James J. Yue, MD, Paul C. Ivancic, PhD, David L. Scott, MD, PhD, DVM

Department of Orthopaedics and Rehabilitation, Yale University School of Medicine, New Haven, Connecticut, USA



We report a case of a young male athlete who sustained a three column displaced teardrop fracture of the C5 vertebra due to a head-first impact in hockey, suffered neurapraxia, yet made full neurological recovery. This full recovery was in sharp contrast to multiple case series which reported permanent quadriplegia in the vast majority of teardrop fracture patients.

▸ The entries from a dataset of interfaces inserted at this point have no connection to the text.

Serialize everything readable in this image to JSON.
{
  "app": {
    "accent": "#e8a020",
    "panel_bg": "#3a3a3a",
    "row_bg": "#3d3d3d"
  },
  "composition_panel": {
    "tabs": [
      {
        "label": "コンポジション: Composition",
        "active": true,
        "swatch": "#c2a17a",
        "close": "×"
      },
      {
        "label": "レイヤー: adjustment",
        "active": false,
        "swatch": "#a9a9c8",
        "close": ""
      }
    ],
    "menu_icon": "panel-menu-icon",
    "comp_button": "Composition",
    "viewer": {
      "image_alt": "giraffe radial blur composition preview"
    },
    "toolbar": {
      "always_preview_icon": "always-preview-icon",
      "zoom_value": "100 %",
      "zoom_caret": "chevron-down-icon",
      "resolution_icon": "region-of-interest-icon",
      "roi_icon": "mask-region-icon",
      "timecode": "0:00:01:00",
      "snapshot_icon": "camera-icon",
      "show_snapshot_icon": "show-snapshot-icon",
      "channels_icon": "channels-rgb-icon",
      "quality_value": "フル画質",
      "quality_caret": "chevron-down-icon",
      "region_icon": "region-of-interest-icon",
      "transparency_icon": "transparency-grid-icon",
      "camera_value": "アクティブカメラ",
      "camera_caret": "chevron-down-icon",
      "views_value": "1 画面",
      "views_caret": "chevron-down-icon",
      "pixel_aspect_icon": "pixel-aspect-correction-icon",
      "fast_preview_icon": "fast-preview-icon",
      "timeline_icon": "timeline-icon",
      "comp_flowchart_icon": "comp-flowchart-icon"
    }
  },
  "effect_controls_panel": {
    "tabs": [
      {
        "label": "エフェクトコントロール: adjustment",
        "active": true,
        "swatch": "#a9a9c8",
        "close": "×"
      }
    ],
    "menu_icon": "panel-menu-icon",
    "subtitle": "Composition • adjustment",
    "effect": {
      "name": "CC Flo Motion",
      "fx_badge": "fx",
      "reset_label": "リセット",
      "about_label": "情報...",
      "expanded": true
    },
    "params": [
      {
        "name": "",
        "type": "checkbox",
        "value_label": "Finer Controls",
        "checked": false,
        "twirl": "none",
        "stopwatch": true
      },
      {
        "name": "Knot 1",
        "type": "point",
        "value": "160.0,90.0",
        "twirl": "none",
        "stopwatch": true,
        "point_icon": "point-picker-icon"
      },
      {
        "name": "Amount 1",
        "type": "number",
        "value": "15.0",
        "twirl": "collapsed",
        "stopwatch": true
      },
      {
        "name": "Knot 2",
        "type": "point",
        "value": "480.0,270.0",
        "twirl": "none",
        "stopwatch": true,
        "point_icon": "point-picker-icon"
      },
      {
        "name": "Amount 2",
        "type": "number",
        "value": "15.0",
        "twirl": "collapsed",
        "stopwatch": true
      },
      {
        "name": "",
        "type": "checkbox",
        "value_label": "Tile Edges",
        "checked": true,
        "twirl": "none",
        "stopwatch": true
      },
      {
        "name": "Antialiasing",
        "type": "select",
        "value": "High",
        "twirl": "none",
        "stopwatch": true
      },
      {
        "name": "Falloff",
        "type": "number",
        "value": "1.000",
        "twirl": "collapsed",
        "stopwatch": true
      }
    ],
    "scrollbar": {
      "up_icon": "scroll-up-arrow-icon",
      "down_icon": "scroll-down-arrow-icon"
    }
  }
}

We investigate the etiology and biomechanical mechanisms of injury.


Admission imaging revealed the teardrop fracture which consisted of: a frontal plane fracture which separated an anterior quadrilateral-shaped fragment from the posterior vertebral body; a vertical fracture of the posterior vertebral body in the sagittal plane; and incomplete fractures of the neural arch that initiated superiorly at the anterior aspect of the spinous process and left lamina adjacent to the superior facet. Epidural hematoma in the region of the C5 vertebra was observed in addition to disc and ligamentous disruptions at C4-5 and C5-6. Our patient was ultimately treated surgically with anterior fusion from C4 through C6 and subsequently with bilateral posterior fusion at C5-6.

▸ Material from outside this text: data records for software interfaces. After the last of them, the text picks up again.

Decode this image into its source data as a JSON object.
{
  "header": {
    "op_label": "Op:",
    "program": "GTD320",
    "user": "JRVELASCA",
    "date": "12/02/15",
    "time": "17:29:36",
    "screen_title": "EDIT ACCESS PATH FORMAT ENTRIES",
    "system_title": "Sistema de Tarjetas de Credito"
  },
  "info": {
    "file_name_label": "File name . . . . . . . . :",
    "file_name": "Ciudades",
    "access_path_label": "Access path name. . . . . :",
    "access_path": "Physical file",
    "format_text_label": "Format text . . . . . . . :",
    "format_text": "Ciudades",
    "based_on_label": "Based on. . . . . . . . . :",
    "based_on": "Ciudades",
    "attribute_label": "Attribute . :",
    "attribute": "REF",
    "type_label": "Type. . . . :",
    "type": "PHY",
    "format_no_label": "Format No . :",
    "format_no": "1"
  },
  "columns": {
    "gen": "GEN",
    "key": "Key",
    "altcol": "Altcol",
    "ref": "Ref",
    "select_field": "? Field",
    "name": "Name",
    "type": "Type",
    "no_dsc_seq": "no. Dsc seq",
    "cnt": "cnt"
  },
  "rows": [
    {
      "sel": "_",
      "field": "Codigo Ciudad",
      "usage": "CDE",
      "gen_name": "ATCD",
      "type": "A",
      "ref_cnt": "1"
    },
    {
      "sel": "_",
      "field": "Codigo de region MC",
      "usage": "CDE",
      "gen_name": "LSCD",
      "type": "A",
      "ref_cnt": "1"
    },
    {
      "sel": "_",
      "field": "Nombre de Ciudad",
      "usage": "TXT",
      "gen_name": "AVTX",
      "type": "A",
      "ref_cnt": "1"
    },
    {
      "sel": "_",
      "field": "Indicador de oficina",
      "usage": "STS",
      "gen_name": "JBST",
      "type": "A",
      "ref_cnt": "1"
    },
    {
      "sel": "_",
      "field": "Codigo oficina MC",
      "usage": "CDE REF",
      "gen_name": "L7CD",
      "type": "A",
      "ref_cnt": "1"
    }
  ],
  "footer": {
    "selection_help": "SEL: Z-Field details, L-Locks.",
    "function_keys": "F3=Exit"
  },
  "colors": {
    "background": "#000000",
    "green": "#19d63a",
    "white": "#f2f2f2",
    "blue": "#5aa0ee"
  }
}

The injuries were caused by high-energy axial compression with the neck in a pre-flexed posture. The first fracture event consisted of the anterior vertebral body fragment being sheared off of the posterior fragment under the compression load due in part to the sagittal plane concavity of the C5 inferior endplate. The etiology of the vertical fracture of the posterior vertebral body fragment in the sagittal plane was consistent with a previously described hypothesis of the mechanistic injury events. First, the C4-5 disc height decreased under load which increased its hoop stress. Next, this increased hoop stress transferred lateral forces to the C5 uncinate processes which caused their outward expansion. Finally, the outward expansion of the uncinate processes caused the left and right sides of the vertebral body to split and spread. Evidence in support of this mechanistic event sequence was provided by the neural arch fractures which initiated superiorly, average angulation of the C5 uncinate processes, and similar well-established mechanisms causing vertical fractures at other spinal regions.


Our case study and analyses provide insight into the etiology of the specific teardrop fracture patterns observed clinically.

teardrop fracture, injury mechanism, Cervical Spine, hockey, impact biomechanics
Volume 10 Article 9